Published: 17 October 2006



In most European countries and North America the number of home visits carried out by GPs has been decreasing sharply. This has been influenced by non-medical factors such as mobility and pressures on time. The objective of this study was to investigate changes in home visiting rates, looking at the level of diagnoses in1987 and in 2001.


We analysed routinely collected data on diagnoses in home visits and surgery consultations from electronic medical records by general practitioners. Data were used from 246,738 contacts among 124,791 patients in 103 practices in 1987, and 77,167 contacts among 58,345 patients in 80 practices in 2001. There were 246 diagnoses used. The main outcome measure was the proportion of home visits per diagnosis in 2001.


Within the period studied, the proportion of home visits decreased strongly. The size of this decrease varied across diagnoses. The relation between the proportion of home visits for a diagnosis in 1987 and the same proportion in 2001 is curvilinear (J-shaped), indicating that the decrease is weaker at the extreme points and stronger in the middle.


By comparison with 1987, the proportion of home visits shows a distinct decline.
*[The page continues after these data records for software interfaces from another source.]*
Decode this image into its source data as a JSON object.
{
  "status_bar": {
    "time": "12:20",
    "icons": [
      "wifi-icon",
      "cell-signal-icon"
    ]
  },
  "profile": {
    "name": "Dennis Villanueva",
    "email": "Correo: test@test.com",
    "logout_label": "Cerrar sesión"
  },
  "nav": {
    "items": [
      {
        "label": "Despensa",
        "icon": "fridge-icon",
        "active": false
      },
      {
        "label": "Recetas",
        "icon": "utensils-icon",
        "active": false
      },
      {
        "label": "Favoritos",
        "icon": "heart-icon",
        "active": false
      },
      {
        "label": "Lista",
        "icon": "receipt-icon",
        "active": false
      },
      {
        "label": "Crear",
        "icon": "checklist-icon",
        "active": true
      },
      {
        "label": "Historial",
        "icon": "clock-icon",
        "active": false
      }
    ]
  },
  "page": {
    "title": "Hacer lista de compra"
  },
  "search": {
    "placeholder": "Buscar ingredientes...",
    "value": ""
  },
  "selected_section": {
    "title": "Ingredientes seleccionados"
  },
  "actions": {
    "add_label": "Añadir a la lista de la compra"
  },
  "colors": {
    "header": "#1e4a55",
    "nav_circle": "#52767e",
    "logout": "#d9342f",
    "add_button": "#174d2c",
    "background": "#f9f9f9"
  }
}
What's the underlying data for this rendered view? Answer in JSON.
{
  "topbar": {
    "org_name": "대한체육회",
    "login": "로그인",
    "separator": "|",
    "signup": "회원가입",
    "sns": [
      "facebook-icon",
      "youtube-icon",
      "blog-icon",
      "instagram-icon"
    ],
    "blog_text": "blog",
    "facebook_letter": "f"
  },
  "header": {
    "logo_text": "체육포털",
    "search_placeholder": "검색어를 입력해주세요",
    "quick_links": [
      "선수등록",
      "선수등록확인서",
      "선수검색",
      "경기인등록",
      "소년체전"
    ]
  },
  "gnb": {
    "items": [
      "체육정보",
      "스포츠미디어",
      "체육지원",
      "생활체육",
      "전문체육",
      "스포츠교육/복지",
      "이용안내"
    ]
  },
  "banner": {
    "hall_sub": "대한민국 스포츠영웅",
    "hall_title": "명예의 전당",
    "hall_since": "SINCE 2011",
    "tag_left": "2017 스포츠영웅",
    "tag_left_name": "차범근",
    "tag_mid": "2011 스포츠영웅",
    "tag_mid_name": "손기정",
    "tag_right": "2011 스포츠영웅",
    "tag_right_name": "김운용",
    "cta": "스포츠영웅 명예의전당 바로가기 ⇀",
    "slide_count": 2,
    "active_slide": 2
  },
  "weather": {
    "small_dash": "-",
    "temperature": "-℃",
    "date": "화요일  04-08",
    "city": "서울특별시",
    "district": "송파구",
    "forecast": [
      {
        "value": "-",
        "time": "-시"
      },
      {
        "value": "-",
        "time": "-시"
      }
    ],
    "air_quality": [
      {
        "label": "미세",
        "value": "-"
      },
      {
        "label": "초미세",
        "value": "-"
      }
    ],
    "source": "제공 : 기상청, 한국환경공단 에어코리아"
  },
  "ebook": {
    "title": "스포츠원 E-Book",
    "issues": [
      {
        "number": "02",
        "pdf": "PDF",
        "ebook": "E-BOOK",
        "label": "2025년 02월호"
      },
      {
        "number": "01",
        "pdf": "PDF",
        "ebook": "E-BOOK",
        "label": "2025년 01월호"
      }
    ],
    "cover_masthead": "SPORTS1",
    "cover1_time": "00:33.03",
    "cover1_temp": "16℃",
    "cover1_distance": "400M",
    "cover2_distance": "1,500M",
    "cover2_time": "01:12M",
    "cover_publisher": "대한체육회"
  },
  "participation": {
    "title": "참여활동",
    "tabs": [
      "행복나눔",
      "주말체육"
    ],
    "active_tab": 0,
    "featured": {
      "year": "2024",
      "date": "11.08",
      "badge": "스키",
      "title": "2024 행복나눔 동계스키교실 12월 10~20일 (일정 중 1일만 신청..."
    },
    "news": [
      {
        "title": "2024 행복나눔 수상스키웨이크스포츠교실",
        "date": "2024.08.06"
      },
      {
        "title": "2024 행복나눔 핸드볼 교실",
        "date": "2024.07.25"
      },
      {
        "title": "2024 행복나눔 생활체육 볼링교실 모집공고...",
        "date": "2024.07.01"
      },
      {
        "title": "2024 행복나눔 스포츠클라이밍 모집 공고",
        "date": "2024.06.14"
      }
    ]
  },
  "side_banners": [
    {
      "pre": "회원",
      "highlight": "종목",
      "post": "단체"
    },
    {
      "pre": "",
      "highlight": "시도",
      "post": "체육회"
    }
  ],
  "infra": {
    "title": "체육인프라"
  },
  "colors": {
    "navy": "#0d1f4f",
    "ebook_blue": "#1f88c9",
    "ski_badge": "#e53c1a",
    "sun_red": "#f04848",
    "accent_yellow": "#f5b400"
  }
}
However, the results show that this decline is not necessarily a problem. The finding that this decline varied mainly between diagnoses for which home visits are not always urgent, shows that medical considerations still play an important role in the decision about whether or not to carry out a home visit.